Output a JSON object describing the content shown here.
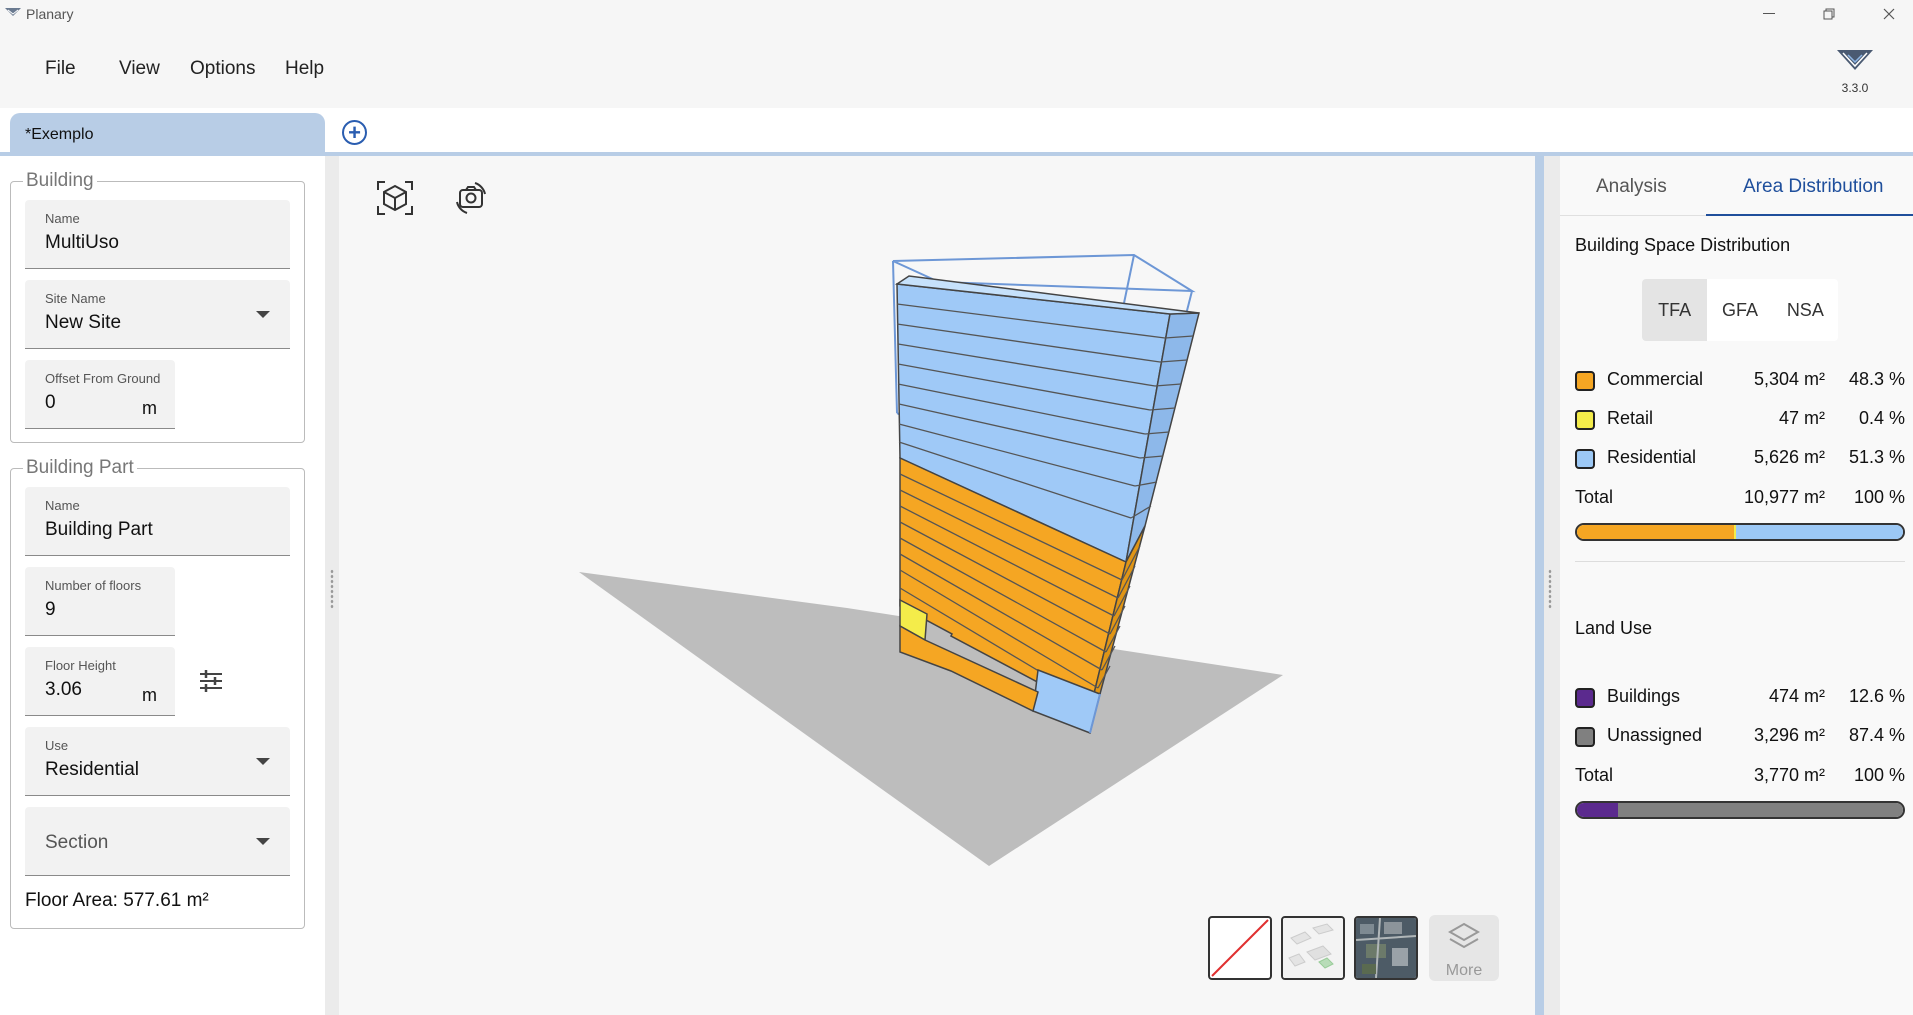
{
  "window": {
    "app_title": "Planary"
  },
  "menu": {
    "file": "File",
    "view": "View",
    "options": "Options",
    "help": "Help",
    "version": "3.3.0"
  },
  "tabs": {
    "active_doc": "*Exemplo"
  },
  "building": {
    "group_title": "Building",
    "name_label": "Name",
    "name_value": "MultiUso",
    "site_label": "Site Name",
    "site_value": "New Site",
    "offset_label": "Offset From Ground",
    "offset_value": "0",
    "offset_unit": "m"
  },
  "building_part": {
    "group_title": "Building Part",
    "name_label": "Name",
    "name_value": "Building Part",
    "floors_label": "Number of floors",
    "floors_value": "9",
    "height_label": "Floor Height",
    "height_value": "3.06",
    "height_unit": "m",
    "use_label": "Use",
    "use_value": "Residential",
    "section_placeholder": "Section",
    "floor_area": "Floor Area: 577.61 m²"
  },
  "viewport": {
    "icons": [
      "cube-view-icon",
      "screenshot-camera-icon"
    ],
    "basemaps": [
      "none-basemap",
      "buildings-basemap",
      "satellite-basemap"
    ],
    "more_label": "More"
  },
  "right_panel": {
    "tab_analysis": "Analysis",
    "tab_area": "Area Distribution",
    "space_title": "Building Space Distribution",
    "modes": [
      "TFA",
      "GFA",
      "NSA"
    ],
    "active_mode": "TFA",
    "space_rows": [
      {
        "name": "Commercial",
        "area": "5,304 m²",
        "pct": "48.3 %",
        "color": "#f5a623",
        "share": 0.483
      },
      {
        "name": "Retail",
        "area": "47 m²",
        "pct": "0.4 %",
        "color": "#f4ec4a",
        "share": 0.004
      },
      {
        "name": "Residential",
        "area": "5,626 m²",
        "pct": "51.3 %",
        "color": "#9cc8f5",
        "share": 0.513
      }
    ],
    "space_total": {
      "label": "Total",
      "area": "10,977 m²",
      "pct": "100 %"
    },
    "land_title": "Land Use",
    "land_rows": [
      {
        "name": "Buildings",
        "area": "474 m²",
        "pct": "12.6 %",
        "color": "#5b2a8e",
        "share": 0.126
      },
      {
        "name": "Unassigned",
        "area": "3,296 m²",
        "pct": "87.4 %",
        "color": "#808080",
        "share": 0.874
      }
    ],
    "land_total": {
      "label": "Total",
      "area": "3,770 m²",
      "pct": "100 %"
    }
  }
}
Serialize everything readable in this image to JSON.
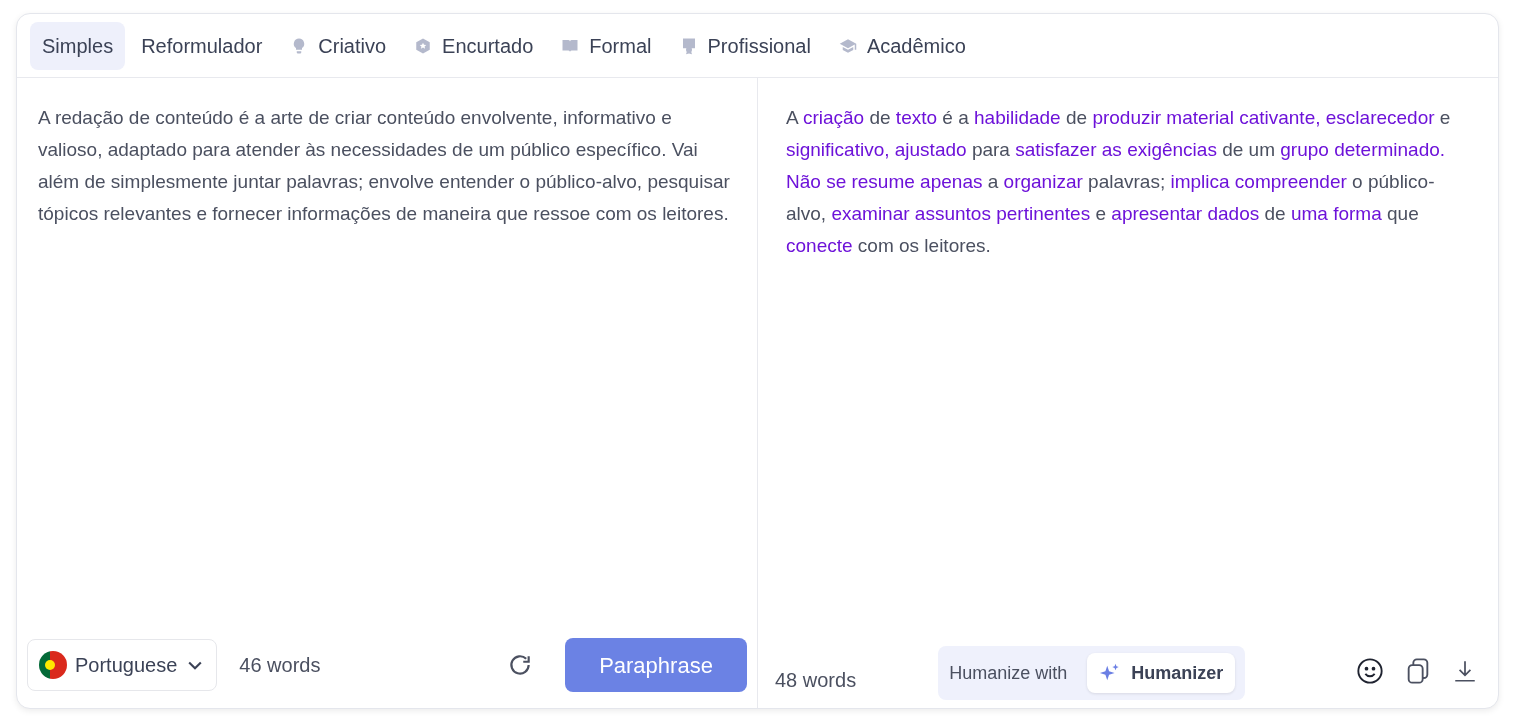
{
  "tabs": [
    {
      "label": "Simples",
      "selected": true,
      "kind": "plain"
    },
    {
      "label": "Reformulador",
      "selected": false,
      "kind": "plain"
    },
    {
      "label": "Criativo",
      "selected": false,
      "kind": "bulb"
    },
    {
      "label": "Encurtado",
      "selected": false,
      "kind": "hexagon"
    },
    {
      "label": "Formal",
      "selected": false,
      "kind": "book"
    },
    {
      "label": "Profissional",
      "selected": false,
      "kind": "certificate"
    },
    {
      "label": "Acadêmico",
      "selected": false,
      "kind": "cap"
    }
  ],
  "input": {
    "text": "A redação de conteúdo é a arte de criar conteúdo envolvente, informativo e valioso, adaptado para atender às necessidades de um público específico. Vai além de simplesmente juntar palavras; envolve entender o público-alvo, pesquisar tópicos relevantes e fornecer informações de maneira que ressoe com os leitores.",
    "language": "Portuguese",
    "word_count": "46 words",
    "button": "Paraphrase"
  },
  "output": {
    "segments": [
      {
        "text": "A ",
        "changed": false
      },
      {
        "text": "criação",
        "changed": true
      },
      {
        "text": " de ",
        "changed": false
      },
      {
        "text": "texto",
        "changed": true
      },
      {
        "text": " é a ",
        "changed": false
      },
      {
        "text": "habilidade",
        "changed": true
      },
      {
        "text": " de ",
        "changed": false
      },
      {
        "text": "produzir material cativante, esclarecedor",
        "changed": true
      },
      {
        "text": " e ",
        "changed": false
      },
      {
        "text": "significativo, ajustado",
        "changed": true
      },
      {
        "text": " para ",
        "changed": false
      },
      {
        "text": "satisfazer as exigências",
        "changed": true
      },
      {
        "text": " de um ",
        "changed": false
      },
      {
        "text": "grupo determinado. Não se resume apenas",
        "changed": true
      },
      {
        "text": " a ",
        "changed": false
      },
      {
        "text": "organizar",
        "changed": true
      },
      {
        "text": " palavras; ",
        "changed": false
      },
      {
        "text": "implica compreender",
        "changed": true
      },
      {
        "text": " o público-alvo, ",
        "changed": false
      },
      {
        "text": "examinar assuntos pertinentes",
        "changed": true
      },
      {
        "text": " e ",
        "changed": false
      },
      {
        "text": "apresentar dados",
        "changed": true
      },
      {
        "text": " de ",
        "changed": false
      },
      {
        "text": "uma forma",
        "changed": true
      },
      {
        "text": " que ",
        "changed": false
      },
      {
        "text": "conecte",
        "changed": true
      },
      {
        "text": " com os leitores.",
        "changed": false
      }
    ],
    "word_count": "48 words",
    "humanize_label": "Humanize with",
    "humanize_button": "Humanizer"
  }
}
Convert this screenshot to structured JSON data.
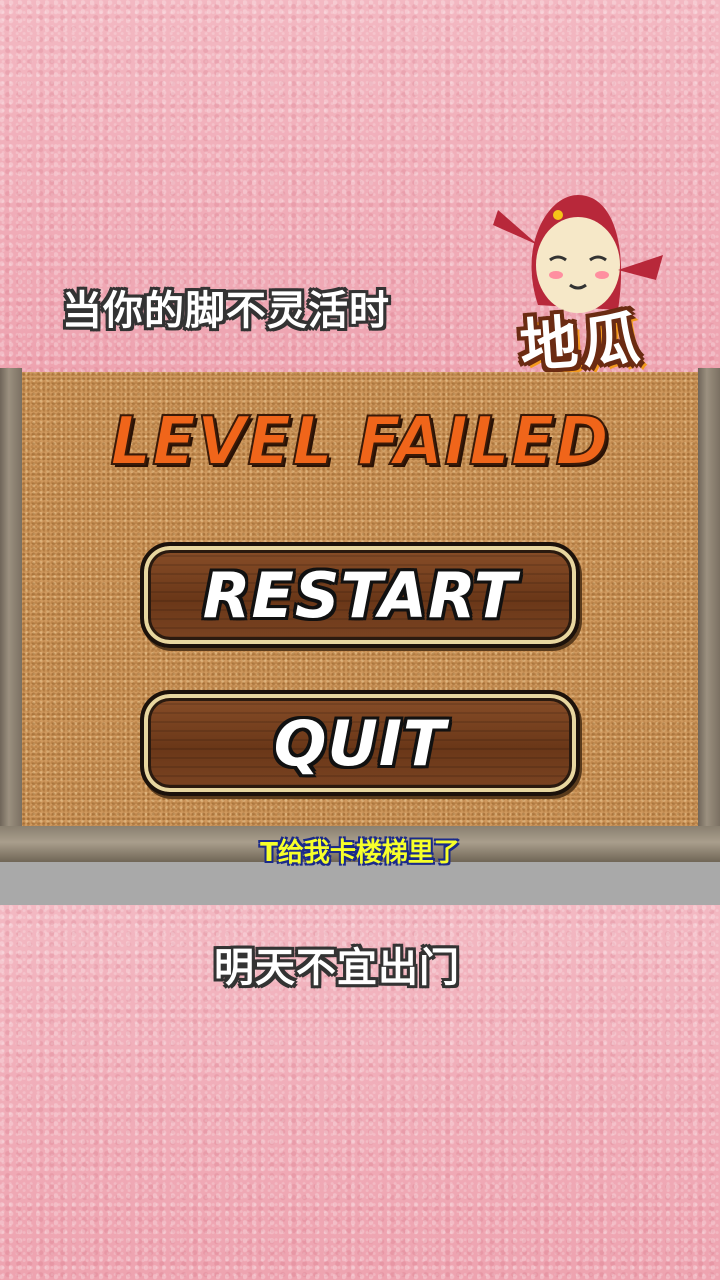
{
  "captions": {
    "top": "当你的脚不灵活时",
    "bottom": "明天不宜出门",
    "subtitle": "T给我卡楼梯里了"
  },
  "logo": {
    "text": "地瓜",
    "icon": "sweet-potato-mascot-icon"
  },
  "game": {
    "title": "LEVEL FAILED",
    "buttons": {
      "restart": "RESTART",
      "quit": "QUIT"
    }
  },
  "colors": {
    "background_pink": "#f0aab6",
    "cork": "#d09a5f",
    "title_orange": "#f0651a",
    "subtitle_yellow": "#f6ff2a"
  }
}
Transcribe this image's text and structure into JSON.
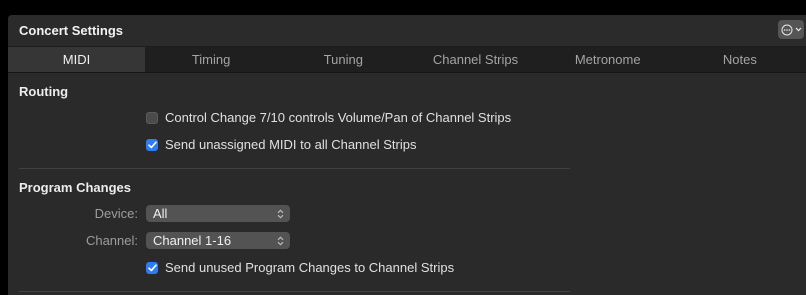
{
  "window": {
    "title": "Concert Settings"
  },
  "toolbar": {
    "more_icon": "ellipsis-circle-icon",
    "chevron_icon": "chevron-down-icon"
  },
  "tabs": [
    {
      "label": "MIDI",
      "active": true
    },
    {
      "label": "Timing"
    },
    {
      "label": "Tuning"
    },
    {
      "label": "Channel Strips"
    },
    {
      "label": "Metronome"
    },
    {
      "label": "Notes"
    }
  ],
  "routing": {
    "title": "Routing",
    "cc_label": "Control Change 7/10 controls Volume/Pan of Channel Strips",
    "cc_checked": false,
    "send_unassigned_label": "Send unassigned MIDI to all Channel Strips",
    "send_unassigned_checked": true
  },
  "program_changes": {
    "title": "Program Changes",
    "device_label": "Device:",
    "device_value": "All",
    "channel_label": "Channel:",
    "channel_value": "Channel 1-16",
    "send_unused_label": "Send unused Program Changes to Channel Strips",
    "send_unused_checked": true
  },
  "colors": {
    "accent": "#2e7bf6",
    "background": "#2a2a2a"
  }
}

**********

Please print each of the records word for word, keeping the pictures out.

*Task output*
Output a JSON object describing the content shown here.
{
  "window": {
    "app_title": "Planary"
  },
  "menu": {
    "file": "File",
    "view": "View",
    "options": "Options",
    "help": "Help",
    "version": "3.3.0"
  },
  "tabs": {
    "active_doc": "*Exemplo"
  },
  "building": {
    "group_title": "Building",
    "name_label": "Name",
    "name_value": "MultiUso",
    "site_label": "Site Name",
    "site_value": "New Site",
    "offset_label": "Offset From Ground",
    "offset_value": "0",
    "offset_unit": "m"
  },
  "building_part": {
    "group_title": "Building Part",
    "name_label": "Name",
    "name_value": "Building Part",
    "floors_label": "Number of floors",
    "floors_value": "9",
    "height_label": "Floor Height",
    "height_value": "3.06",
    "height_unit": "m",
    "use_label": "Use",
    "use_value": "Residential",
    "section_placeholder": "Section",
    "floor_area": "Floor Area: 577.61 m²"
  },
  "viewport": {
    "icons": [
      "cube-view-icon",
      "screenshot-camera-icon"
    ],
    "basemaps": [
      "none-basemap",
      "buildings-basemap",
      "satellite-basemap"
    ],
    "more_label": "More"
  },
  "right_panel": {
    "tab_analysis": "Analysis",
    "tab_area": "Area Distribution",
    "space_title": "Building Space Distribution",
    "modes": [
      "TFA",
      "GFA",
      "NSA"
    ],
    "active_mode": "TFA",
    "space_rows": [
      {
        "name": "Commercial",
        "area": "5,304 m²",
        "pct": "48.3 %",
        "color": "#f5a623",
        "share": 0.483
      },
      {
        "name": "Retail",
        "area": "47 m²",
        "pct": "0.4 %",
        "color": "#f4ec4a",
        "share": 0.004
      },
      {
        "name": "Residential",
        "area": "5,626 m²",
        "pct": "51.3 %",
        "color": "#9cc8f5",
        "share": 0.513
      }
    ],
    "space_total": {
      "label": "Total",
      "area": "10,977 m²",
      "pct": "100 %"
    },
    "land_title": "Land Use",
    "land_rows": [
      {
        "name": "Buildings",
        "area": "474 m²",
        "pct": "12.6 %",
        "color": "#5b2a8e",
        "share": 0.126
      },
      {
        "name": "Unassigned",
        "area": "3,296 m²",
        "pct": "87.4 %",
        "color": "#808080",
        "share": 0.874
      }
    ],
    "land_total": {
      "label": "Total",
      "area": "3,770 m²",
      "pct": "100 %"
    }
  }
}
Serialize everything readable in this image to JSON.
{
  "tabs": [
    {
      "label": "Simples",
      "selected": true,
      "kind": "plain"
    },
    {
      "label": "Reformulador",
      "selected": false,
      "kind": "plain"
    },
    {
      "label": "Criativo",
      "selected": false,
      "kind": "bulb"
    },
    {
      "label": "Encurtado",
      "selected": false,
      "kind": "hexagon"
    },
    {
      "label": "Formal",
      "selected": false,
      "kind": "book"
    },
    {
      "label": "Profissional",
      "selected": false,
      "kind": "certificate"
    },
    {
      "label": "Acadêmico",
      "selected": false,
      "kind": "cap"
    }
  ],
  "input": {
    "text": "A redação de conteúdo é a arte de criar conteúdo envolvente, informativo e valioso, adaptado para atender às necessidades de um público específico. Vai além de simplesmente juntar palavras; envolve entender o público-alvo, pesquisar tópicos relevantes e fornecer informações de maneira que ressoe com os leitores.",
    "language": "Portuguese",
    "word_count": "46 words",
    "button": "Paraphrase"
  },
  "output": {
    "segments": [
      {
        "text": "A ",
        "changed": false
      },
      {
        "text": "criação",
        "changed": true
      },
      {
        "text": " de ",
        "changed": false
      },
      {
        "text": "texto",
        "changed": true
      },
      {
        "text": " é a ",
        "changed": false
      },
      {
        "text": "habilidade",
        "changed": true
      },
      {
        "text": " de ",
        "changed": false
      },
      {
        "text": "produzir material cativante, esclarecedor",
        "changed": true
      },
      {
        "text": " e ",
        "changed": false
      },
      {
        "text": "significativo, ajustado",
        "changed": true
      },
      {
        "text": " para ",
        "changed": false
      },
      {
        "text": "satisfazer as exigências",
        "changed": true
      },
      {
        "text": " de um ",
        "changed": false
      },
      {
        "text": "grupo determinado. Não se resume apenas",
        "changed": true
      },
      {
        "text": " a ",
        "changed": false
      },
      {
        "text": "organizar",
        "changed": true
      },
      {
        "text": " palavras; ",
        "changed": false
      },
      {
        "text": "implica compreender",
        "changed": true
      },
      {
        "text": " o público-alvo, ",
        "changed": false
      },
      {
        "text": "examinar assuntos pertinentes",
        "changed": true
      },
      {
        "text": " e ",
        "changed": false
      },
      {
        "text": "apresentar dados",
        "changed": true
      },
      {
        "text": " de ",
        "changed": false
      },
      {
        "text": "uma forma",
        "changed": true
      },
      {
        "text": " que ",
        "changed": false
      },
      {
        "text": "conecte",
        "changed": true
      },
      {
        "text": " com os leitores.",
        "changed": false
      }
    ],
    "word_count": "48 words",
    "humanize_label": "Humanize with",
    "humanize_button": "Humanizer"
  }
}
Convert this screenshot to structured JSON data.
{
  "captions": {
    "top": "当你的脚不灵活时",
    "bottom": "明天不宜出门",
    "subtitle": "T给我卡楼梯里了"
  },
  "logo": {
    "text": "地瓜",
    "icon": "sweet-potato-mascot-icon"
  },
  "game": {
    "title": "LEVEL FAILED",
    "buttons": {
      "restart": "RESTART",
      "quit": "QUIT"
    }
  },
  "colors": {
    "background_pink": "#f0aab6",
    "cork": "#d09a5f",
    "title_orange": "#f0651a",
    "subtitle_yellow": "#f6ff2a"
  }
}
Transcribe this image's text and structure into JSON.
{
  "window": {
    "title": "Concert Settings"
  },
  "toolbar": {
    "more_icon": "ellipsis-circle-icon",
    "chevron_icon": "chevron-down-icon"
  },
  "tabs": [
    {
      "label": "MIDI",
      "active": true
    },
    {
      "label": "Timing"
    },
    {
      "label": "Tuning"
    },
    {
      "label": "Channel Strips"
    },
    {
      "label": "Metronome"
    },
    {
      "label": "Notes"
    }
  ],
  "routing": {
    "title": "Routing",
    "cc_label": "Control Change 7/10 controls Volume/Pan of Channel Strips",
    "cc_checked": false,
    "send_unassigned_label": "Send unassigned MIDI to all Channel Strips",
    "send_unassigned_checked": true
  },
  "program_changes": {
    "title": "Program Changes",
    "device_label": "Device:",
    "device_value": "All",
    "channel_label": "Channel:",
    "channel_value": "Channel 1-16",
    "send_unused_label": "Send unused Program Changes to Channel Strips",
    "send_unused_checked": true
  },
  "colors": {
    "accent": "#2e7bf6",
    "background": "#2a2a2a"
  }
}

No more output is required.